Why do rainbow-like soap bubbles look the way they do, with a different and more mysterious beauty than you get from shimmering glass or the surface of water?
Light is diffracted like a wave, leading to the interference we get when several waves are superposed.
Beautiful rainbow-like colors are generated because the light reflected on both surfaces of soap bubbles interfere with one another, emphasizing the light. The colors you see depend on the viewing direction and angle, as well as on the film thickness of the soap bubble.
In the case of both light and water, a wave is either strengthened or weakened (the interference phenomenon) when it encounters another wave. If two waves with identical waveform and movement come into contact and their crests are superposed (in phase), the crests heights will double. Similarly, superposing each of the troughs creates a trough with twice the depth of the original. When two waves of the same amplitude but 180° phase difference are superposed, the crests of one wave coincide with of the troughs of the other neutralizing the highs and lows and creating a zero amplitude. In the case of light waves, if one crest overlaps another, you will see brighter light. The reverse is true with darker light, which occurs when one trough coincides with a crest.
What happens when several waves heading in the same direction overlap? As with waves of water, overlapping strengthens and weakens waves of light, creating new patterns. We call this phenomenon "interference." Soap bubbles glimmer because light waves reflected from the back and front surfaces of the bubble interfere with one another, thus concentrating the light. When all the necessary conditions are in place, the light waves create beautiful figures as pictured.
Dr. Thomas Young (1773-1829), an English physicist, confirmed through tests that light waves cause interference. Dr. Young used a screen to confirm the interference pattern consisting of bright fringes and dark fringes that resulted when light from one source was split into two light waves with the same wavelength, which were then made to overlap. Interfering in phase causes brightness, while interfering out of phase causes darkness. Two waves interfering with one another are called "coherent."

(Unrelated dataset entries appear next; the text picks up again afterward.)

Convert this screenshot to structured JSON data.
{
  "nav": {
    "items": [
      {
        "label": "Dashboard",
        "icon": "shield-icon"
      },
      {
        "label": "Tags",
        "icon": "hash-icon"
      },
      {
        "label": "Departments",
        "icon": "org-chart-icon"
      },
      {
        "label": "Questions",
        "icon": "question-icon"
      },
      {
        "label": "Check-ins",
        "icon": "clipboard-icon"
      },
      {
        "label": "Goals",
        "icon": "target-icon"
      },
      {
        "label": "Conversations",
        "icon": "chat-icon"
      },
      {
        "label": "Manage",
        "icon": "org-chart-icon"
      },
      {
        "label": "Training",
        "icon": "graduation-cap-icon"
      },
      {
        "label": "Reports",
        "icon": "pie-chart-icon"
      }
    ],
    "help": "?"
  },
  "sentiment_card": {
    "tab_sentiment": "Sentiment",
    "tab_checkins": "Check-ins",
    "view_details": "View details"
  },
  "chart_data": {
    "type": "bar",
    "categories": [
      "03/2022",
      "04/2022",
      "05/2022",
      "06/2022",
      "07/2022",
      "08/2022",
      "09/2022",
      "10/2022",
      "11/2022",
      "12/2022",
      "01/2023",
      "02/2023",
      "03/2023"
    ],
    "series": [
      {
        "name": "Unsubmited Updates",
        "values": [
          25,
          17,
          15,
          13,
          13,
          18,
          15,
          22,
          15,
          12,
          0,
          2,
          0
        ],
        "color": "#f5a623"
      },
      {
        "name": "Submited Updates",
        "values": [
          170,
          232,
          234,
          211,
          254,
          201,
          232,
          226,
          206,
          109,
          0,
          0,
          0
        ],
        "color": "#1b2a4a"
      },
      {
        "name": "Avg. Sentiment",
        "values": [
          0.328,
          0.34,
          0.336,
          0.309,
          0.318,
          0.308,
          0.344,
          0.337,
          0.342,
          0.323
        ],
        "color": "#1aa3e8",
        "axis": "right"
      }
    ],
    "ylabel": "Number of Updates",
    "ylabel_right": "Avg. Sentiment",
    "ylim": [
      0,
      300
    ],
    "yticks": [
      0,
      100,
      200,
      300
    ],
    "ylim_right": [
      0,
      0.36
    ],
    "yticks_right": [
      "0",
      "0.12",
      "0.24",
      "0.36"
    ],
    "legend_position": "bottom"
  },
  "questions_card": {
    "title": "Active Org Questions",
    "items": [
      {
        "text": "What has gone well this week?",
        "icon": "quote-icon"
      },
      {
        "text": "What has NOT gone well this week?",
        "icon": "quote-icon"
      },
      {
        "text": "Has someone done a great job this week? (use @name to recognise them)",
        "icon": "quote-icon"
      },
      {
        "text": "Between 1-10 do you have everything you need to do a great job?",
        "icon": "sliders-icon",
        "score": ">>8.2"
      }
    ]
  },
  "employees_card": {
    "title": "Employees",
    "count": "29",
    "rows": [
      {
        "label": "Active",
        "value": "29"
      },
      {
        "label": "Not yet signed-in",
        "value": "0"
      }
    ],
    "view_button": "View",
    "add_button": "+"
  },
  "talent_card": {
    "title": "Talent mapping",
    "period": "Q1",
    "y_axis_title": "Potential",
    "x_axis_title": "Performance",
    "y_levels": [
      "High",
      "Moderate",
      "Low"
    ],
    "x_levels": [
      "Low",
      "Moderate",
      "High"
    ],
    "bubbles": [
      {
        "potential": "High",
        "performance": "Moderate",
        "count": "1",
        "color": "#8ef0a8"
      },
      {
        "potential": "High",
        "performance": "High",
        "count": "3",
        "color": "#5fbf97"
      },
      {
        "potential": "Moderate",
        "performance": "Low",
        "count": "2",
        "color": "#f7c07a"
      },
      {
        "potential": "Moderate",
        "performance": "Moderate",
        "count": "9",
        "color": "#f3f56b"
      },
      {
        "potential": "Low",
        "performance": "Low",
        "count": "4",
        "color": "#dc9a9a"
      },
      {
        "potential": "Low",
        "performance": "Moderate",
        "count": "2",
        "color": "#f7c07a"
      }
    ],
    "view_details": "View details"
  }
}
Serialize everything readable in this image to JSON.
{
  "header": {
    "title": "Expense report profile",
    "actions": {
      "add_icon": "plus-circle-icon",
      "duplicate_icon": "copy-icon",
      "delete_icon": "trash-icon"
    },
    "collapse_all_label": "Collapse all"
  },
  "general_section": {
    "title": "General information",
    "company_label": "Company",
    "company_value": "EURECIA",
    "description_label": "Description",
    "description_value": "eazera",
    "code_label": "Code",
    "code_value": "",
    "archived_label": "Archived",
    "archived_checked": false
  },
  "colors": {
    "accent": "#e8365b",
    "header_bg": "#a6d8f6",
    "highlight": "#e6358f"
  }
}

Waves that do not interfere in this way are "incoherent." Dr. Young used light from the same source, so he was able to reproduce a coherent state. With a soap bubble, there is interference between countless light waves, but the person creating the soap bubble may see the bubbles in an incoherent state, with no color at all. Incidentally, lasers emit coherent light.
Coated lens surfaces and greasy water surfaces show us the colors of rainbows. This is because of light interference. Lens coating, using a thin, transparent film, is designed to decrease reflections while increasing transparent light. This film is designed by calculating the appropriate thickness and refractive index to ensure that light of a specific wavelength (the design wavelength) reflected from the surface of the film and light reflected from the border between the film and the glass interfere and neutralize one another. However, it is not always possible to guarantee zero-percent reflection of light with wavelengths different from the design wavelength. The eye therefore perceives these light waves as purplish reds and blues. Although the physical conditions are different, the colors you can see on a thin film of oil floating on a surface of water are also the result of mutually interfering light waves.
Holography uses light to create what seems like a three-dimensional image of an object. You often find some wonderful examples at art exhibitions and museums. Holography takes advantage of the diffraction and interference of light. There are several ways to create holograms, but the most common is using the laser, which generates coherent light.
Holograms are created by dividing a laser beam in two using a beam splitter, illuminating an object with one of the divided beams, and simultaneously illuminating a dry photographic plate with the light reflected from the object (diffracted light) and the light from the second divided beam (reference light) at an angle. The diffracted and reference light interfere with one another to make an interference pattern. The recorded pattern is the hologram. When the hologram is illuminated using a laser at the same angle as the reference light, the pattern diffracts the laser light, reproducing the image. As shown in the image below, some kinds of hologram reproduce the actual image and the virtual image.